Do you remember during the election campaign all the warnings of how terrible a hung parliament would be? How it would lead to a weak, ineffective, and impotent government?
How things have changed. It seems we like this new form of collaborative government after all.
Have a look at this BBC slide show I found which details the first 100 days of the Coalition.
So what have we learnt from the first 100 days? Well I think this is as good as it could get for the Coalition. There's still that honeymoon glow about things, a sense of novelty about this new politics, but at other times it all feels quite natural.
You still hear stories and rumours of potential disharmony. Business Secretary, Vince Cable was meant to be struggling with having to work with Tories, although he has come out and denied all this.
I see deputy leader of the Lib Dems Simon Hughes as a potential 'troublemaker'.
Today he was calling for backbench Lib Dems to be allowed to veto policies put forward by the Cabinet.
In the Conservative ranks, you've got the likes of maverick backbencher David Davis, figurehead of the Tory right, referring to the government as 'Brokeback coalition' a slight dig at the political love affair between Cameron and Clegg.

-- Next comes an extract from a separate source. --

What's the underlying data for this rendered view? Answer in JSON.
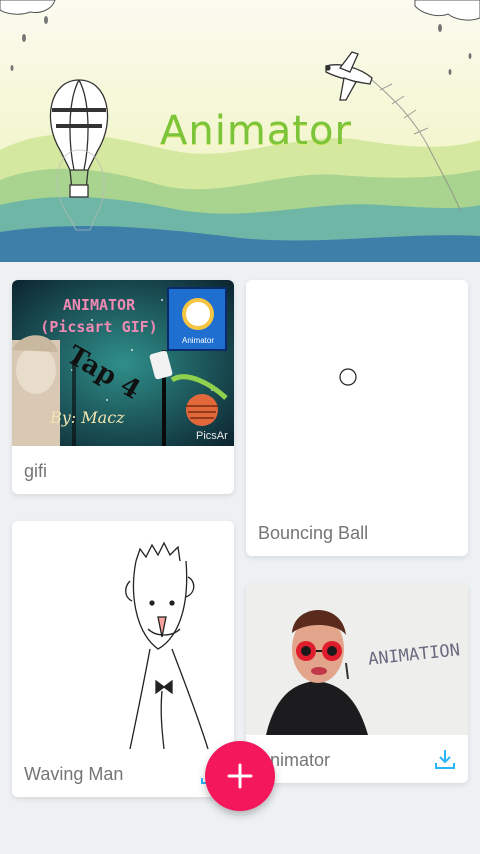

So there's still loads of potential for increasing coalition tension and we haven't even got to the proposed spending cuts taking place yet.
We're in that phoney war period, a bit like in 1940 when the country was waiting for the Second World War to begin properly.
We don't have any German Luftwaffe planes about to attack, but we're all waiting for those spending cut bombs to drop. We know they're coming it's just a matter of when.
Later this year Labour will elect its new leader. I can confidently and boringly predict it will be someone with the name Milliband. We'll then resort back to more normal party politics when we have a proper Opposition, this will put the Coalition under more scrutiny.
I feel quite comfortable with the new Government at the moment, but I have this gut feeling that the Lib Dems have more to lose from this arrangement than the Tories.
The Lib Dems made the right choice by joining forces to prop up the Tories, but as the spending and benefit cuts start to bite it's going to put more pressure on the party.
It's telling that their opinion poll ratings are already significantly down on what they were earlier in the year. They may not have an easier 100 days in office as this.